I’m not interested in just being a collector and re-locator of things. Marcel Duchamp’s ready-mades do not bear constant repetition. I realise that the insertions and connections that I make in my work are subtle and often minimal, but to me they are the essential quality I bring to it.

In a recent review of your work in ‘Art Monthly’, Jim Logan said that “you want to imbue objects with poetic, human associations and to invite viewers to share their recreaction”. Are you a romantic?

Yes. Absolutely. (laughs)

You have said that your process of working is, ‘a search for connections and meanings across disparate objects and various territories’…what connections and meanings, apart from jazz, are in ‘Cryonic Quintet’?

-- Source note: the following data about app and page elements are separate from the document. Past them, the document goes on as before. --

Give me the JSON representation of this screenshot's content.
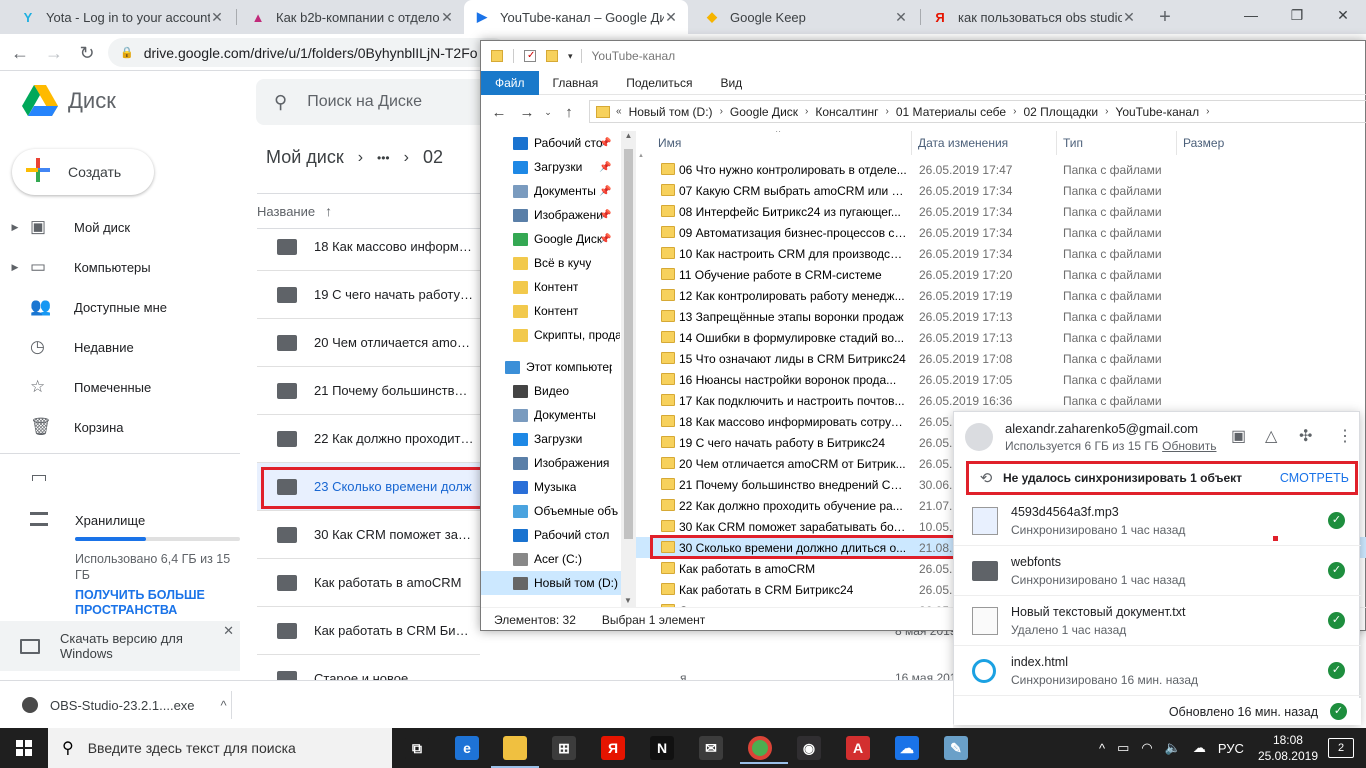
{
  "chrome": {
    "tabs": [
      {
        "title": "Yota - Log in to your account",
        "icon": "yota-icon",
        "color": "#20b0e0"
      },
      {
        "title": "Как b2b-компании с отделом",
        "icon": "triangle-logo-icon",
        "color": "#c12a7a"
      },
      {
        "title": "YouTube-канал – Google Диск",
        "icon": "google-drive-icon",
        "color": "#1a73e8"
      },
      {
        "title": "Google Keep",
        "icon": "google-keep-icon",
        "color": "#f6b400"
      },
      {
        "title": "как пользоваться obs studio",
        "icon": "yandex-icon",
        "color": "#e61400"
      }
    ],
    "active_tab": 2,
    "url": "drive.google.com/drive/u/1/folders/0ByhynblILjN-T2Fo"
  },
  "drive": {
    "app_name": "Диск",
    "search_placeholder": "Поиск на Диске",
    "create_label": "Создать",
    "nav": [
      {
        "label": "Мой диск",
        "icon": "my-drive-icon",
        "expand": true
      },
      {
        "label": "Компьютеры",
        "icon": "computers-icon",
        "expand": true
      },
      {
        "label": "Доступные мне",
        "icon": "shared-with-me-icon",
        "expand": false
      },
      {
        "label": "Недавние",
        "icon": "clock-icon",
        "expand": false
      },
      {
        "label": "Помеченные",
        "icon": "star-icon",
        "expand": false
      },
      {
        "label": "Корзина",
        "icon": "trash-icon",
        "expand": false
      }
    ],
    "storage_label": "Хранилище",
    "storage_used_text": "Использовано 6,4 ГБ из 15 ГБ",
    "storage_fraction": 0.43,
    "storage_more": "ПОЛУЧИТЬ БОЛЬШЕ ПРОСТРАНСТВА",
    "download_promo": "Скачать версию для Windows",
    "breadcrumb": {
      "root": "Мой диск",
      "ellipsis": "•••",
      "next": "02"
    },
    "name_column": "Название",
    "rows": [
      "18 Как массово информиро",
      "19 С чего начать работу в Б",
      "20 Чем отличается amoCRM",
      "21 Почему большинство вне",
      "22 Как должно проходить о",
      "23 Сколько времени долж",
      "30 Как CRM поможет зараб",
      "Как работать в amoCRM",
      "Как работать в CRM Битрикс24",
      "Старое и новое"
    ],
    "selected_row": 5,
    "right_dates": [
      "8 мая 2019 г.",
      "16 мая 2019 г."
    ],
    "right_owner": "я"
  },
  "explorer": {
    "title": "YouTube-канал",
    "ribbon": [
      "Файл",
      "Главная",
      "Поделиться",
      "Вид"
    ],
    "path": [
      "Новый том (D:)",
      "Google Диск",
      "Консалтинг",
      "01 Материалы себе",
      "02 Площадки",
      "YouTube-канал"
    ],
    "nav": [
      {
        "label": "Рабочий сто",
        "pin": true,
        "color": "#1a73d0"
      },
      {
        "label": "Загрузки",
        "pin": true,
        "color": "#1e88e5"
      },
      {
        "label": "Документы",
        "pin": true,
        "color": "#7a9bbf"
      },
      {
        "label": "Изображени",
        "pin": true,
        "color": "#5a7fa8"
      },
      {
        "label": "Google Диск",
        "pin": true,
        "color": "#34a853"
      },
      {
        "label": "Всё в кучу",
        "pin": false,
        "color": "#f2c94c"
      },
      {
        "label": "Контент",
        "pin": false,
        "color": "#f2c94c"
      },
      {
        "label": "Контент",
        "pin": false,
        "color": "#f2c94c"
      },
      {
        "label": "Скрипты, прода",
        "pin": false,
        "color": "#f2c94c"
      },
      {
        "label": "Этот компьютер",
        "pin": false,
        "color": "#3b8fd8"
      },
      {
        "label": "Видео",
        "pin": false,
        "color": "#444"
      },
      {
        "label": "Документы",
        "pin": false,
        "color": "#7a9bbf"
      },
      {
        "label": "Загрузки",
        "pin": false,
        "color": "#1e88e5"
      },
      {
        "label": "Изображения",
        "pin": false,
        "color": "#5a7fa8"
      },
      {
        "label": "Музыка",
        "pin": false,
        "color": "#2a6fd8"
      },
      {
        "label": "Объемные объ",
        "pin": false,
        "color": "#4aa3df"
      },
      {
        "label": "Рабочий стол",
        "pin": false,
        "color": "#1a73d0"
      },
      {
        "label": "Acer (C:)",
        "pin": false,
        "color": "#888"
      },
      {
        "label": "Новый том (D:)",
        "pin": false,
        "color": "#666"
      }
    ],
    "selected_nav": 18,
    "columns": {
      "name": "Имя",
      "date": "Дата изменения",
      "type": "Тип",
      "size": "Размер"
    },
    "files": [
      {
        "name": "06 Что нужно контролировать в отделе...",
        "date": "26.05.2019 17:47",
        "type": "Папка с файлами"
      },
      {
        "name": "07 Какую CRM выбрать amoCRM или Б...",
        "date": "26.05.2019 17:34",
        "type": "Папка с файлами"
      },
      {
        "name": "08 Интерфейс Битрикс24 из пугающег...",
        "date": "26.05.2019 17:34",
        "type": "Папка с файлами"
      },
      {
        "name": "09 Автоматизация бизнес-процессов с ...",
        "date": "26.05.2019 17:34",
        "type": "Папка с файлами"
      },
      {
        "name": "10 Как настроить CRM для производств...",
        "date": "26.05.2019 17:34",
        "type": "Папка с файлами"
      },
      {
        "name": "11 Обучение работе в CRM-системе",
        "date": "26.05.2019 17:20",
        "type": "Папка с файлами"
      },
      {
        "name": "12 Как контролировать работу менедж...",
        "date": "26.05.2019 17:19",
        "type": "Папка с файлами"
      },
      {
        "name": "13 Запрещённые этапы воронки продаж",
        "date": "26.05.2019 17:13",
        "type": "Папка с файлами"
      },
      {
        "name": "14 Ошибки в формулировке стадий во...",
        "date": "26.05.2019 17:13",
        "type": "Папка с файлами"
      },
      {
        "name": "15 Что означают лиды в CRM Битрикс24",
        "date": "26.05.2019 17:08",
        "type": "Папка с файлами"
      },
      {
        "name": "16 Нюансы настройки воронок прода...",
        "date": "26.05.2019 17:05",
        "type": "Папка с файлами"
      },
      {
        "name": "17 Как подключить и настроить почтов...",
        "date": "26.05.2019 16:36",
        "type": "Папка с файлами"
      },
      {
        "name": "18 Как массово информировать сотруд...",
        "date": "26.05.2",
        "type": ""
      },
      {
        "name": "19 С чего начать работу в Битрикс24",
        "date": "26.05.2",
        "type": ""
      },
      {
        "name": "20 Чем отличается amoCRM от Битрик...",
        "date": "26.05.2",
        "type": ""
      },
      {
        "name": "21 Почему большинство внедрений CR...",
        "date": "30.06.2",
        "type": ""
      },
      {
        "name": "22 Как должно проходить обучение ра...",
        "date": "21.07.2",
        "type": ""
      },
      {
        "name": "30 Как CRM поможет зарабатывать бол...",
        "date": "10.05.2",
        "type": ""
      },
      {
        "name": "30 Сколько времени должно длиться о...",
        "date": "21.08.2",
        "type": ""
      },
      {
        "name": "Как работать в amoCRM",
        "date": "26.05.2",
        "type": ""
      },
      {
        "name": "Как работать в CRM Битрикс24",
        "date": "26.05.2",
        "type": ""
      },
      {
        "name": "С...",
        "date": "26.05.2",
        "type": ""
      }
    ],
    "selected_file": 18,
    "status_count": "Элементов: 32",
    "status_selected": "Выбран 1 элемент"
  },
  "sync": {
    "email": "alexandr.zaharenko5@gmail.com",
    "usage": "Используется 6 ГБ из 15 ГБ",
    "upgrade": "Обновить",
    "error": "Не удалось синхронизировать 1 объект",
    "error_action": "СМОТРЕТЬ",
    "items": [
      {
        "name": "4593d4564a3f.mp3",
        "status": "Синхронизировано 1 час назад",
        "icon": "mp3-file-icon"
      },
      {
        "name": "webfonts",
        "status": "Синхронизировано 1 час назад",
        "icon": "folder-icon"
      },
      {
        "name": "Новый текстовый документ.txt",
        "status": "Удалено 1 час назад",
        "icon": "text-file-icon"
      },
      {
        "name": "index.html",
        "status": "Синхронизировано 16 мин. назад",
        "icon": "ie-html-icon"
      }
    ],
    "footer": "Обновлено 16 мин. назад"
  },
  "downloads": {
    "file": "OBS-Studio-23.2.1....exe"
  },
  "taskbar": {
    "search_placeholder": "Введите здесь текст для поиска",
    "apps": [
      {
        "name": "task-view-icon",
        "glyph": "⧉",
        "color": "#1f1f1f"
      },
      {
        "name": "edge-icon",
        "glyph": "e",
        "color": "#1e73d6"
      },
      {
        "name": "file-explorer-icon",
        "glyph": "",
        "color": "#f0c040"
      },
      {
        "name": "store-icon",
        "glyph": "⊞",
        "color": "#3c3c3c"
      },
      {
        "name": "yandex-browser-icon",
        "glyph": "Я",
        "color": "#e61400"
      },
      {
        "name": "netflix-icon",
        "glyph": "N",
        "color": "#111"
      },
      {
        "name": "mail-icon",
        "glyph": "✉",
        "color": "#3c3c3c"
      },
      {
        "name": "chrome-icon",
        "glyph": "",
        "color": "#4caf50"
      },
      {
        "name": "obs-icon",
        "glyph": "◉",
        "color": "#302e31"
      },
      {
        "name": "acrobat-icon",
        "glyph": "A",
        "color": "#d32f2f"
      },
      {
        "name": "backup-sync-icon",
        "glyph": "☁",
        "color": "#1a73e8"
      },
      {
        "name": "notepad-icon",
        "glyph": "✎",
        "color": "#6aa0c8"
      }
    ],
    "lang": "РУС",
    "time": "18:08",
    "date": "25.08.2019",
    "notifications": "2"
  }
}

An underlying theme in a lot of my pieces that is becoming more obvious to me recently is the notion of ‘fit’. By this I mean something of a sense of rightness in the connection between things, a possibility of belonging against a lived experience of fracture and dislocation. This is less obvious in the ‘Quintet’ where there is such a strong material matching, but it was a factor in their making that still informs their form and articulation (I’m talking about trying to achieve a seamless flow between one bit and the next, as well as in each piece overall). The other thing that is present in the pieces for me is the pretense (sic) of excess or splendour collapsing under scrutiny (the recognition of domestic bits and pieces, the odd price tag, etc).

Do you like jazz?

No! I listened to a bit of Miles Davis making this work, and some of the contemporary acid jazz like UTE, but I’m not very knowledgeable or appreciative. I tend to like more human voice in my music than a lot of jazz seems to offer.